Are you ready for some good news?
Though the pandemic has unsettled all our circumstances, joy doesn’t arise from pleasant circumstances; joy arises from grace.
In his epistle to the Philippians, the imprisoned Apostle Paul mentions joy 16 times. He discovered a secret: joy is a fruit of the Spirit, not a fruit of life circumstances.
How do you stay full of joy? Ironically, it starts with a terrible, wonderful realization—life isn’t fair.
Some time ago, a couple won a million dollar lottery. But there was a painful, ironic twist to the couple’s “good luck.” It turned out that the couple bought the lottery ticket with stolen funds. It was proven that, over a five-year period, the couple stole from the grocery store where they worked by ringing up bogus returns. A hidden camera revealed them taking money from the bogus returns and buying lottery tickets.
I’d like to say they had to give the money back, but they didn’t. Sometimes the unfairness of life just seems terrible!
But, on a deeper level, the unfairness of life is the most wonderful discovery you’ll ever make.
Joy comes from the most unfair deal in the world—the grace of God to sinners.
The Greek word for grace is “charis.” Two other concepts are intimately connected: The Greek word for joy is “chara” and the word for thanksgiving is “eucharistia.”
Chara (joy), charis (grace), and eucharistia (thanksgiving) are inseparably linked.
When you experience the Gospel, you experience grace. Grace means “gift.” Everything that makes the Gospel wonderful is seated in the grace of God – the gift of Christ’s finished work on the cross and His resurrection power.
In this world, you’ll face trouble like any other human being. But, by the grace of God, you’ll face your adversities in an entirely different manner.
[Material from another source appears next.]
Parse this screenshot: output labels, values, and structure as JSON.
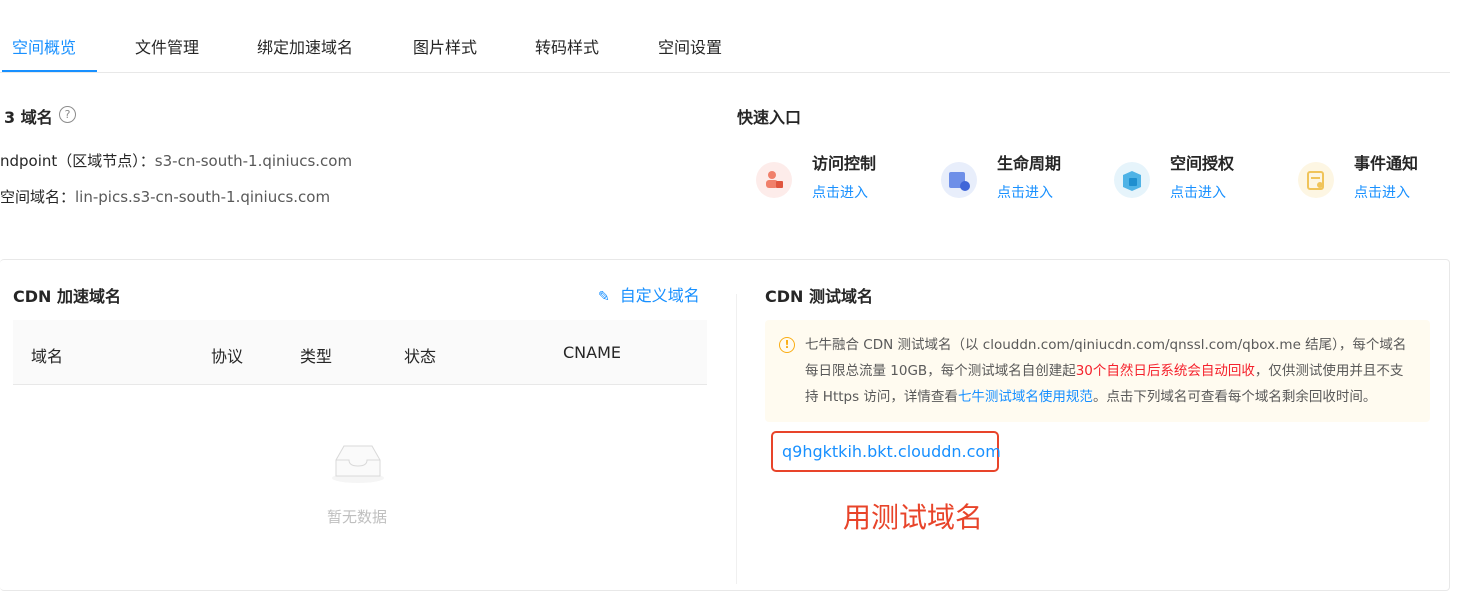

Transcending your awareness of your troubles is your awareness of the gift of God to you in Christ.
Grace, not circumstances, is at the heart of gratitude and is the cause of all joy. It’s not fair, but that’s the Gospel!